## Exercise goal
Leave out the pictures and repeat every record exactly.

## Entries supplied
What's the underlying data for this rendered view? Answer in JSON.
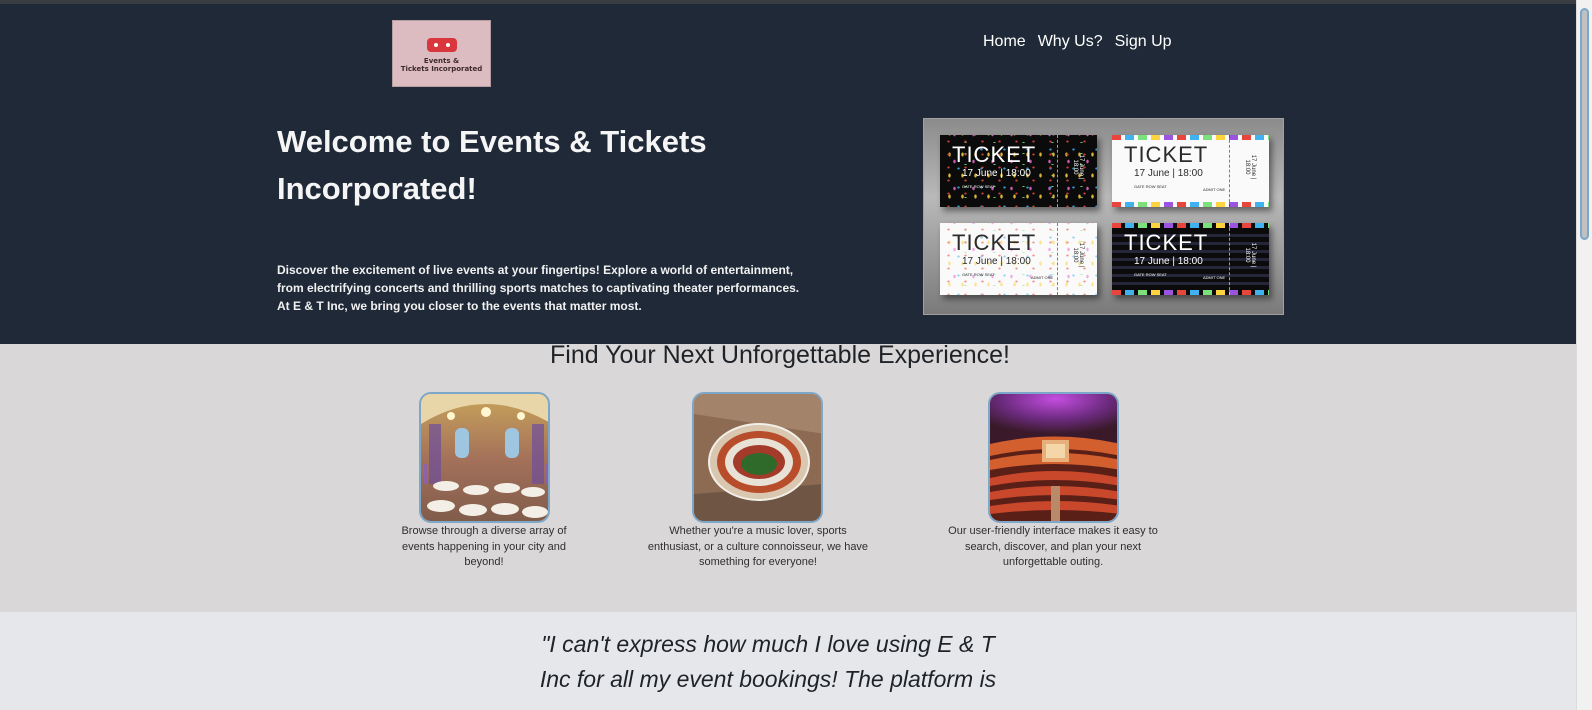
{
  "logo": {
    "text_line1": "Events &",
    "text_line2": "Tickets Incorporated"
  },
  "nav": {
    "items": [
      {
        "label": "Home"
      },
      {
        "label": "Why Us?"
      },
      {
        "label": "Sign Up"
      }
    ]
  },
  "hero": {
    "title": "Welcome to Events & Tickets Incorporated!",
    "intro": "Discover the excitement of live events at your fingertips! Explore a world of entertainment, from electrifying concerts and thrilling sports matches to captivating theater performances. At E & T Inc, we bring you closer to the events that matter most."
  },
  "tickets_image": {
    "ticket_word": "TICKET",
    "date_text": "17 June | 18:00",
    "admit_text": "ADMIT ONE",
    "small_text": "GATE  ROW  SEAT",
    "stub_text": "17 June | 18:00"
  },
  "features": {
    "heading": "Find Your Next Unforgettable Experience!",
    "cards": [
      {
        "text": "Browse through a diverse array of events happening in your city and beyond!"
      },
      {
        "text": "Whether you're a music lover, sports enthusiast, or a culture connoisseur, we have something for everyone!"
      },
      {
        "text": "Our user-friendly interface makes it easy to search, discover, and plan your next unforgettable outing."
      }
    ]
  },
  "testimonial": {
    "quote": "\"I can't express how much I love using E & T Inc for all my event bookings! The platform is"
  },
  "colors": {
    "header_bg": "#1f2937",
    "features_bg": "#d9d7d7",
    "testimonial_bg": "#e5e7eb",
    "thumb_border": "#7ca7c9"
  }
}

## The answer
What's the underlying data for this rendered view? Answer in JSON.
{
  "logo": {
    "text_line1": "Events &",
    "text_line2": "Tickets Incorporated"
  },
  "nav": {
    "items": [
      {
        "label": "Home"
      },
      {
        "label": "Why Us?"
      },
      {
        "label": "Sign Up"
      }
    ]
  },
  "hero": {
    "title": "Welcome to Events & Tickets Incorporated!",
    "intro": "Discover the excitement of live events at your fingertips! Explore a world of entertainment, from electrifying concerts and thrilling sports matches to captivating theater performances. At E & T Inc, we bring you closer to the events that matter most."
  },
  "tickets_image": {
    "ticket_word": "TICKET",
    "date_text": "17 June | 18:00",
    "admit_text": "ADMIT ONE",
    "small_text": "GATE  ROW  SEAT",
    "stub_text": "17 June | 18:00"
  },
  "features": {
    "heading": "Find Your Next Unforgettable Experience!",
    "cards": [
      {
        "text": "Browse through a diverse array of events happening in your city and beyond!"
      },
      {
        "text": "Whether you're a music lover, sports enthusiast, or a culture connoisseur, we have something for everyone!"
      },
      {
        "text": "Our user-friendly interface makes it easy to search, discover, and plan your next unforgettable outing."
      }
    ]
  },
  "testimonial": {
    "quote": "\"I can't express how much I love using E & T Inc for all my event bookings! The platform is"
  },
  "colors": {
    "header_bg": "#1f2937",
    "features_bg": "#d9d7d7",
    "testimonial_bg": "#e5e7eb",
    "thumb_border": "#7ca7c9"
  }
}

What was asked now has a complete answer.